[DESCRIPTION OF THE TASK] Copy each line of the data beneath in which the word "Palettes" appears.

Records from a collection:

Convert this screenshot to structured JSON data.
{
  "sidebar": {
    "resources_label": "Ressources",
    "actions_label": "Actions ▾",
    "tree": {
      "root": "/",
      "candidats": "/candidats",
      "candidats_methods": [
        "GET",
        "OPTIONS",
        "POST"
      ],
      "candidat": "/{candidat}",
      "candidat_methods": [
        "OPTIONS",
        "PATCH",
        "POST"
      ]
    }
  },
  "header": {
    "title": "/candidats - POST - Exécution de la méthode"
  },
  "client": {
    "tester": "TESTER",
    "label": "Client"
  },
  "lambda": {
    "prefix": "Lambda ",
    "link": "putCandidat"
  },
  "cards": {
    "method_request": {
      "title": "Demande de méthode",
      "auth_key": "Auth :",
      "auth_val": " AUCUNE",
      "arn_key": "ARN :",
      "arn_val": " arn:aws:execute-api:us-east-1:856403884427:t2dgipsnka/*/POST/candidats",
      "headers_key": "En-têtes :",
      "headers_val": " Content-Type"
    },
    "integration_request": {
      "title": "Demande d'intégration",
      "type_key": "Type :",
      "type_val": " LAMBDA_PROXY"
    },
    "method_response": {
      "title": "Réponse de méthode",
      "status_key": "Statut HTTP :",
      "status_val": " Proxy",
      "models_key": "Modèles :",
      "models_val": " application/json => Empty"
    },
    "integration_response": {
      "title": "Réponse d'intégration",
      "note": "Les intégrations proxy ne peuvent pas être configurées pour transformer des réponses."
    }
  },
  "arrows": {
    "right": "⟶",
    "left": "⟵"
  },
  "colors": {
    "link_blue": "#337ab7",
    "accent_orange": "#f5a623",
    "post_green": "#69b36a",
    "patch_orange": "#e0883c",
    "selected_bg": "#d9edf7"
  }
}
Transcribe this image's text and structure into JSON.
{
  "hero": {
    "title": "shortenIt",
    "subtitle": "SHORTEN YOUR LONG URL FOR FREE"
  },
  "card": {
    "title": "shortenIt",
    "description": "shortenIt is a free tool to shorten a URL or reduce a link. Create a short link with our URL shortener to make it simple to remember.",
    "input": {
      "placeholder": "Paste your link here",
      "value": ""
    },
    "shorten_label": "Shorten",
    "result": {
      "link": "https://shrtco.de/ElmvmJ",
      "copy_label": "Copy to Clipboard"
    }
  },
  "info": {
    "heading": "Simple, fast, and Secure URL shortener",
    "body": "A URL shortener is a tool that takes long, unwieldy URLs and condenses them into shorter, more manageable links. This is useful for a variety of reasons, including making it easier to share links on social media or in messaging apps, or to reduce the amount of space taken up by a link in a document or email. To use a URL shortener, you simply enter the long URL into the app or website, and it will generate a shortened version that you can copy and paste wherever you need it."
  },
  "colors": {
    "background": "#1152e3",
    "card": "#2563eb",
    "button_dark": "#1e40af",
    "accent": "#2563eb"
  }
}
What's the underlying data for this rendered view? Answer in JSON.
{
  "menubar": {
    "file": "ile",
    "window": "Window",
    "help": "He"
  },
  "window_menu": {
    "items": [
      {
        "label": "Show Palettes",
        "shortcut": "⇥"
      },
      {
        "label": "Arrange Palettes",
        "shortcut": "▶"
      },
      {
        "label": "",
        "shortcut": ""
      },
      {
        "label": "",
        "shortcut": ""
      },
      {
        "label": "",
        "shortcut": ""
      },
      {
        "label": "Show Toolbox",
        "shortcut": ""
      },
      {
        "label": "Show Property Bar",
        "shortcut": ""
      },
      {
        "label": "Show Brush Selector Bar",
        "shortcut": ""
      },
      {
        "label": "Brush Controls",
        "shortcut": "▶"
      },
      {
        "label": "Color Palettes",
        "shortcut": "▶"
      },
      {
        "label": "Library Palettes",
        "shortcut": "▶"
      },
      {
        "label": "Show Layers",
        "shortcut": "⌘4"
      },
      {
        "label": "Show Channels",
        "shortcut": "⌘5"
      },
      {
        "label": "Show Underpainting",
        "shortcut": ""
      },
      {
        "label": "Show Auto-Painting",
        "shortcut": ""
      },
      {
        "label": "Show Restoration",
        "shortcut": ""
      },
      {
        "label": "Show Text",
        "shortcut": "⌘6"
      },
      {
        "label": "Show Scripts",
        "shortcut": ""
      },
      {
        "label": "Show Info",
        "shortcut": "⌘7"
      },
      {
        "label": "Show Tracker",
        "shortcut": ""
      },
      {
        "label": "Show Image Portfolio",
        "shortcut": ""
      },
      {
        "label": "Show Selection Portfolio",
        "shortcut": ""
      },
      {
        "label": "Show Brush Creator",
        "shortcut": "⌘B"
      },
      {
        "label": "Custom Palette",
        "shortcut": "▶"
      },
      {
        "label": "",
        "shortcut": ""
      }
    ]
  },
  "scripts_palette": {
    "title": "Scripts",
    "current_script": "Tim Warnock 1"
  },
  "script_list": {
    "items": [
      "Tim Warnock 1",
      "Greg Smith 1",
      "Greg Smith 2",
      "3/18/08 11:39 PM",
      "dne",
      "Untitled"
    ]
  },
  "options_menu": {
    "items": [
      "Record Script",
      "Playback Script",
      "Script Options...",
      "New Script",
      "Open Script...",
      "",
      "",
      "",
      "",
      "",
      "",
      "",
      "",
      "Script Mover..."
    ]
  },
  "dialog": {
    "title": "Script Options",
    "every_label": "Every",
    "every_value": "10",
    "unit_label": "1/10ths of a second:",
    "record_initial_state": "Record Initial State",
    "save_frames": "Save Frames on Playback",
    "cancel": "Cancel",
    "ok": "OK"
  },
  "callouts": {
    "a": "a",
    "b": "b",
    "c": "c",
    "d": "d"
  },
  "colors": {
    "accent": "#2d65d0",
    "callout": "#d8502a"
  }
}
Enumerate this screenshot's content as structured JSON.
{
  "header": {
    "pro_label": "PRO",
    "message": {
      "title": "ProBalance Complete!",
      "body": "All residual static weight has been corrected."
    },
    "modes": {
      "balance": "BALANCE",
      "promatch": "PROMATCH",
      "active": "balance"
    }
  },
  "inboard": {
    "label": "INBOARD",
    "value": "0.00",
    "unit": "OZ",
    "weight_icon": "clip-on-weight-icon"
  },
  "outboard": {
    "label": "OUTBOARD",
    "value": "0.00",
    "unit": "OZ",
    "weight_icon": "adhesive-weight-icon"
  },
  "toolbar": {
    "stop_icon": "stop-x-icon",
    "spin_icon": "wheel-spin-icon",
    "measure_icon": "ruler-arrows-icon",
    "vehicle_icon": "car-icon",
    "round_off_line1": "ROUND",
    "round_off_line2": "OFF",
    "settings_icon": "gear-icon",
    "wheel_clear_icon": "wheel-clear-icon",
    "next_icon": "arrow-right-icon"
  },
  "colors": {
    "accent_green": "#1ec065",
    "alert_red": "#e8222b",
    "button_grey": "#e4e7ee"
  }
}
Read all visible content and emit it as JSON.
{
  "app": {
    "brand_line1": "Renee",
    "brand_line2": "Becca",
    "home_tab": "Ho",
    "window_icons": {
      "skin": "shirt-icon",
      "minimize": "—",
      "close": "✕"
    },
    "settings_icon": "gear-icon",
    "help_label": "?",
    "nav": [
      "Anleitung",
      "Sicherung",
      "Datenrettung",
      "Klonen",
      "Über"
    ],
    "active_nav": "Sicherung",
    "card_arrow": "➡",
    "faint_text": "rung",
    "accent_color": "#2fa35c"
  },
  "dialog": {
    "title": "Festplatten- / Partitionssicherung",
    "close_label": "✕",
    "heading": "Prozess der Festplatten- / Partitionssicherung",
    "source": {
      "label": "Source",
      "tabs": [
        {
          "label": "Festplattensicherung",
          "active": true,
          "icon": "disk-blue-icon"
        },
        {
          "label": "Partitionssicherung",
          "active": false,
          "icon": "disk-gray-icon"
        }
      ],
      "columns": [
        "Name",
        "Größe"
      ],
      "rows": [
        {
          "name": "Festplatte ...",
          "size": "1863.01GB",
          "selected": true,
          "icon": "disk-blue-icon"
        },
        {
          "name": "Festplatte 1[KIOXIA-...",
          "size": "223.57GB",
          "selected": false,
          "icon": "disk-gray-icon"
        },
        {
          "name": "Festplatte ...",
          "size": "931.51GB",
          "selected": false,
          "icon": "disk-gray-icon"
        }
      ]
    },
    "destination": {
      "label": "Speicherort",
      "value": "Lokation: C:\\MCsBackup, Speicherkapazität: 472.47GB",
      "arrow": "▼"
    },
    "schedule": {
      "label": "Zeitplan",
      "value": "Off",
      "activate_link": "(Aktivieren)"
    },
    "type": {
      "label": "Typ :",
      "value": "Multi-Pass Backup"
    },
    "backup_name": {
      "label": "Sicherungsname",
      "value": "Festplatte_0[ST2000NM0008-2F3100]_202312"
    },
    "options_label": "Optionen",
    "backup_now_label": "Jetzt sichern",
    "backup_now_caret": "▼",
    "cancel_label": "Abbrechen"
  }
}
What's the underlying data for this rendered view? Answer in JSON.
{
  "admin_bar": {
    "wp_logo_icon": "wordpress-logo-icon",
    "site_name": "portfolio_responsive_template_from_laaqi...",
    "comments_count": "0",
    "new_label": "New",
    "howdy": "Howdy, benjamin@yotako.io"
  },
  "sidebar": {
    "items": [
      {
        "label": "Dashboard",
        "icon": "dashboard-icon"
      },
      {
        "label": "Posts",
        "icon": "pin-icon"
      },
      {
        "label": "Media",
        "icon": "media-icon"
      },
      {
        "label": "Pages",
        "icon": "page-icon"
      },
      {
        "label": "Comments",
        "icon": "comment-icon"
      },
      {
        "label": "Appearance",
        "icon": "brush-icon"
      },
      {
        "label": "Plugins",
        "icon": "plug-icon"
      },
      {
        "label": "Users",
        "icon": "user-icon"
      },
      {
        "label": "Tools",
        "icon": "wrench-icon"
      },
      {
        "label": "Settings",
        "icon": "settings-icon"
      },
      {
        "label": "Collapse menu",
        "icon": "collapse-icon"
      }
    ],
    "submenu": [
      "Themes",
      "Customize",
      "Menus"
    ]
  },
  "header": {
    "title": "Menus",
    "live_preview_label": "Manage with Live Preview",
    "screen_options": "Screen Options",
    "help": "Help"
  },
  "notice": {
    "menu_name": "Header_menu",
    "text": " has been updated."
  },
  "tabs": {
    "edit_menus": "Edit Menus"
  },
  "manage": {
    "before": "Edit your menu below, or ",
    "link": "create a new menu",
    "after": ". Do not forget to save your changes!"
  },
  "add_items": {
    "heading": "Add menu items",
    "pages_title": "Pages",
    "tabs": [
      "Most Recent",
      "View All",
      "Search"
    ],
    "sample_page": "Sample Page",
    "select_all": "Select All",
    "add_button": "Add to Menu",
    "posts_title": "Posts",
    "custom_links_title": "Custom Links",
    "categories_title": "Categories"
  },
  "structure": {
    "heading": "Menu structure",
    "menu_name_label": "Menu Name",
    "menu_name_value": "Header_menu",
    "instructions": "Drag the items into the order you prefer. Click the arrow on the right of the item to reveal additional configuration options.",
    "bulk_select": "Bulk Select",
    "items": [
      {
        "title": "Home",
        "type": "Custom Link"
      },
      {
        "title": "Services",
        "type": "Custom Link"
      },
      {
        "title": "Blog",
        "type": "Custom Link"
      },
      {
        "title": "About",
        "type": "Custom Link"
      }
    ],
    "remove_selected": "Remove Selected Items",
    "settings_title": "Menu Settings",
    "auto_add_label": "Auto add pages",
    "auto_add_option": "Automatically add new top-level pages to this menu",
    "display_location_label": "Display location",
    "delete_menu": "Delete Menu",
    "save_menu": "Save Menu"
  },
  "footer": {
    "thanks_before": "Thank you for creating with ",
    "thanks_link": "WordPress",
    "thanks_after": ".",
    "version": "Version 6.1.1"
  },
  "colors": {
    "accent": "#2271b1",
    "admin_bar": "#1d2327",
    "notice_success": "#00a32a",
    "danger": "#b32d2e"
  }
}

[YOUR SOLUTION]
        "label": "Show Palettes",
        "label": "Arrange Palettes",
        "label": "Color Palettes",
        "label": "Library Palettes",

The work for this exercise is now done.